Drug-resistant tuberculosis (TB) is a major health problem. Drug-resistant forms of TB are much more difficult to treat, requiring at least two years of medication, which can cause serious side effects. Although growing public awareness of the issue has led authorities to increase access to treatment, the national health system’s response remains underdeveloped. Doctors Without Borders/Médecins Sans Frontières (MSF) has HIV and TB clinics in Manipur, where 17 new patients began treatment for multidrug-resistant TB (MDR-TB) in 2012. Patient numbers increased significantly when a fourth clinic was opened near the border with Myanmar in April.
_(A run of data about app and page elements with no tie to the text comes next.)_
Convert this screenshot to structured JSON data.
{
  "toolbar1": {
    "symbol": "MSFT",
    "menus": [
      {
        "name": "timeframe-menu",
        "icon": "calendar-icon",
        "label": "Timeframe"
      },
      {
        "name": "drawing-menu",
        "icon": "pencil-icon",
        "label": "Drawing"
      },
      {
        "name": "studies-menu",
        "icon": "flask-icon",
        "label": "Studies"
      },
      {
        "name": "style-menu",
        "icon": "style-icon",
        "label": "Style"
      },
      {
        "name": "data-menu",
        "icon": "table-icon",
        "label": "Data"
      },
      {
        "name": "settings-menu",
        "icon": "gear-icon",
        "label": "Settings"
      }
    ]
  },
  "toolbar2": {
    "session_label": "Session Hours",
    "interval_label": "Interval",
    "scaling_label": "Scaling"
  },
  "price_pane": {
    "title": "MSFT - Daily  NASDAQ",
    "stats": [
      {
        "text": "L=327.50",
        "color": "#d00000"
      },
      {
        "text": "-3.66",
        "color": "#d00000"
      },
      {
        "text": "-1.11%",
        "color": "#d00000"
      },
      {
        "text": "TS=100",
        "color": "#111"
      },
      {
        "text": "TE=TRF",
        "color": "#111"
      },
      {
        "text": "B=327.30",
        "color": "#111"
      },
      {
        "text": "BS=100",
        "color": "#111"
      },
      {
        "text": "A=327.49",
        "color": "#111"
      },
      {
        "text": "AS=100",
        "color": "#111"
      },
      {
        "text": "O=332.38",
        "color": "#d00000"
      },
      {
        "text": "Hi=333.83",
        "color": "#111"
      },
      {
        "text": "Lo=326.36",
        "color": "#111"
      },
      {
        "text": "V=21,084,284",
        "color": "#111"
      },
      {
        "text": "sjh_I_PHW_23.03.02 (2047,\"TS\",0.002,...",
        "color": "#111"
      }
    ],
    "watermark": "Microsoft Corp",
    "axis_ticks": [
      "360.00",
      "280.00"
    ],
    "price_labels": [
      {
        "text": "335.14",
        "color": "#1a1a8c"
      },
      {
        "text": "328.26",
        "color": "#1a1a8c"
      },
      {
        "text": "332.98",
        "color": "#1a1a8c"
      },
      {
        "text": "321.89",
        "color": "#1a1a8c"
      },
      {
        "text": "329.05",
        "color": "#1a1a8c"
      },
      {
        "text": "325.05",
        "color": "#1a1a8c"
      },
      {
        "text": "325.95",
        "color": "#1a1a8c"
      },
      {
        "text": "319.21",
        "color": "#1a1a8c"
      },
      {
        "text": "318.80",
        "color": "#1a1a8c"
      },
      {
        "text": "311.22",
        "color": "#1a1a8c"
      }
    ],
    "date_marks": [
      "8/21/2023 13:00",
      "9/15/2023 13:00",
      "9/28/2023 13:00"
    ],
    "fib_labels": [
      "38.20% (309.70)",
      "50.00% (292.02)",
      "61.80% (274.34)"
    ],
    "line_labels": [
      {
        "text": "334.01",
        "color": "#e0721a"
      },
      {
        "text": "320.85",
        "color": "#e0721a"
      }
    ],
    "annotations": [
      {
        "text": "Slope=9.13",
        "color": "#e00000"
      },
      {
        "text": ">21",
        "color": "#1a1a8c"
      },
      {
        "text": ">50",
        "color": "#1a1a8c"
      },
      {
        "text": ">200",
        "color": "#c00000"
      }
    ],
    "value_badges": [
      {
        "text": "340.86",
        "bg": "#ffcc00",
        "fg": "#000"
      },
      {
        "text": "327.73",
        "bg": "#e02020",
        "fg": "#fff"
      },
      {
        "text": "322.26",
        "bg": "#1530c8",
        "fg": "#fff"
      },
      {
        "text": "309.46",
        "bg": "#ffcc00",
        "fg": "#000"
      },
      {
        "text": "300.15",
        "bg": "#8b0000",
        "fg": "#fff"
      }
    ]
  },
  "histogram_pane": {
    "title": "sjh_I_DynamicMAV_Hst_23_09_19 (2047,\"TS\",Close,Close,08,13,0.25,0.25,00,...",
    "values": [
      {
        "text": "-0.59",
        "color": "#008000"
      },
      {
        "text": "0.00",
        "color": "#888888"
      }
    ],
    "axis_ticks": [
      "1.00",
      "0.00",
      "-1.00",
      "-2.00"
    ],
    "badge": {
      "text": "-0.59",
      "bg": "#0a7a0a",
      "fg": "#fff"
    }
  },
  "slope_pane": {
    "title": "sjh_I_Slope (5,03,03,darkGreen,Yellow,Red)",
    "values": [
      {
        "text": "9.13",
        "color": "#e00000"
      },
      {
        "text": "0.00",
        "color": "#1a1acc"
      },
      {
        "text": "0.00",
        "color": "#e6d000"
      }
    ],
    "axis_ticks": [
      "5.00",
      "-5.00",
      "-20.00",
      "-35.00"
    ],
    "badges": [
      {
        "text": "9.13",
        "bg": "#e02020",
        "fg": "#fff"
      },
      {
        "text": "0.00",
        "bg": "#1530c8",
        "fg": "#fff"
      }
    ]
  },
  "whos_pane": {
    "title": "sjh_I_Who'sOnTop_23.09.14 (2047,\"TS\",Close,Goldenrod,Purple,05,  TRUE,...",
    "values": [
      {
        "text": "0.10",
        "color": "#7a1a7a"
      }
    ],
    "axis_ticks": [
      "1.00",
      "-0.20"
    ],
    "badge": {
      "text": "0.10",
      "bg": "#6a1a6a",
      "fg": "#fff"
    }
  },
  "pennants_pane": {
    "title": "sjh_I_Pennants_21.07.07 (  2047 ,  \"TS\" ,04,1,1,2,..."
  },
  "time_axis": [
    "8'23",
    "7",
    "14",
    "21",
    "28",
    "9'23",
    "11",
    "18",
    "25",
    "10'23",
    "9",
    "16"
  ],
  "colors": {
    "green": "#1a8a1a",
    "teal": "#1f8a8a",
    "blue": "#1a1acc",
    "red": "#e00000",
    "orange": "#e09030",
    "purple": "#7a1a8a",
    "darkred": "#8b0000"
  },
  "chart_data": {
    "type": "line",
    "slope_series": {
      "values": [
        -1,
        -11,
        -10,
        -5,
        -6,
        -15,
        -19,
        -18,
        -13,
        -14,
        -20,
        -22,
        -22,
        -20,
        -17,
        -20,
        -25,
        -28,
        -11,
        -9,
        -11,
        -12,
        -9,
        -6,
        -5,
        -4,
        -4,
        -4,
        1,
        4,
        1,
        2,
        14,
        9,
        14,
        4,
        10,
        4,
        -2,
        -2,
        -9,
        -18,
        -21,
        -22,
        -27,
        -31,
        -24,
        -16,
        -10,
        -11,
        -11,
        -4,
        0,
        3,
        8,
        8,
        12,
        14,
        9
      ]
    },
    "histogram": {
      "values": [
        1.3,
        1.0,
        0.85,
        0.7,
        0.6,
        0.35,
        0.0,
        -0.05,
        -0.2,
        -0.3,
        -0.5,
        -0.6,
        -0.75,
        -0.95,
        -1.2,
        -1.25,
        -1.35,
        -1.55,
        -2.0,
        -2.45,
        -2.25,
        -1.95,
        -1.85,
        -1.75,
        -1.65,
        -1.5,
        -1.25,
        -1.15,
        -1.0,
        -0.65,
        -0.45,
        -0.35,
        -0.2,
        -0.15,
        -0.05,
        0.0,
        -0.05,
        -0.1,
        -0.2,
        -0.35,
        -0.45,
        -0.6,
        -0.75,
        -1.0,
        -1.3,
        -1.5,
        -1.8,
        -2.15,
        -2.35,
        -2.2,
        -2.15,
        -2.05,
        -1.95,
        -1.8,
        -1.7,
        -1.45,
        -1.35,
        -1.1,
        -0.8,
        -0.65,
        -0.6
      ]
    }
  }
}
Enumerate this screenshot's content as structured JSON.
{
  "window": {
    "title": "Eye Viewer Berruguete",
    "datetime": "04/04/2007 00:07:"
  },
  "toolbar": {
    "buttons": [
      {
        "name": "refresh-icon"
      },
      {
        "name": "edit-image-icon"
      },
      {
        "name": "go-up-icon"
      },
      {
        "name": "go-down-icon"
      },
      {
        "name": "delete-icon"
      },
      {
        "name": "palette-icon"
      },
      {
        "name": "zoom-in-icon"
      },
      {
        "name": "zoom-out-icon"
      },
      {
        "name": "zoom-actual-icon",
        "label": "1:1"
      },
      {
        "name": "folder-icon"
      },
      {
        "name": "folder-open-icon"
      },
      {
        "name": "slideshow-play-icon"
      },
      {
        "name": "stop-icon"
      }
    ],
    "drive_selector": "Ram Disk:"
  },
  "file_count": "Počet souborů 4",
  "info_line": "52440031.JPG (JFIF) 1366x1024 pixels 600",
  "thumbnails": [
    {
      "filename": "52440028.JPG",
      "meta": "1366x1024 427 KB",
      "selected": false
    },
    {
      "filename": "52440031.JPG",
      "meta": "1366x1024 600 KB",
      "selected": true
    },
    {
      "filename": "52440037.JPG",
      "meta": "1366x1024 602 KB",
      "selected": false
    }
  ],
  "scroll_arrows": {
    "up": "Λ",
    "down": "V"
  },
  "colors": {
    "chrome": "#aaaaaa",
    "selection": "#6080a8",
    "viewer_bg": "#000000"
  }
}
A long history of insurgency, poor infrastructure and a scarcity of staff mean specialist health services are almost nonexistent in the far northeastern regions of the country. MSF supports basic and specialist healthcare, including TB services, in Mon district hospital in Nagaland.
Supporting victims of conflict
Researching better treatment options in Bihar
Bihar state has one of the highest incidences of kala azar (visceral leishmaniasis) in the world. Kala azar is transmitted by infected sandflies and without treatment it is almost always fatal.
In Biraul subdistrict of Darbhanga, Bihar, MSF has managed five feeding centers since 2009. Negotiations with the state government in 2012 will lead to the expansion of MSF’s model for community based management of malnutrition throughout Darbhanga in 2013: for the first time in India, treatment for children with severe malnutrition will be integrated into the state’s public health system, from the community level and basic health facilities up to the intensive care unit that MSF will build at the district hospital.
Gopal *, Mumbai
I was working as a cook when I was first diagnosed with drug-resistant TB. The treatment involved six months of injections every day. It was very difficult – every day there was pain. After that I had to take 15 to 17 different tablets every day. I used to just stay at home. It has been six months now since I finished my treatment. Now I am free of tension and I want to earn money and live life properly. My family are happy because I’ve got my job back and I’m able to support them.
*The patient’s name has been changed.
At the end of 2012 MSF had 733 staff in India. MSF has been working in the country since 1999.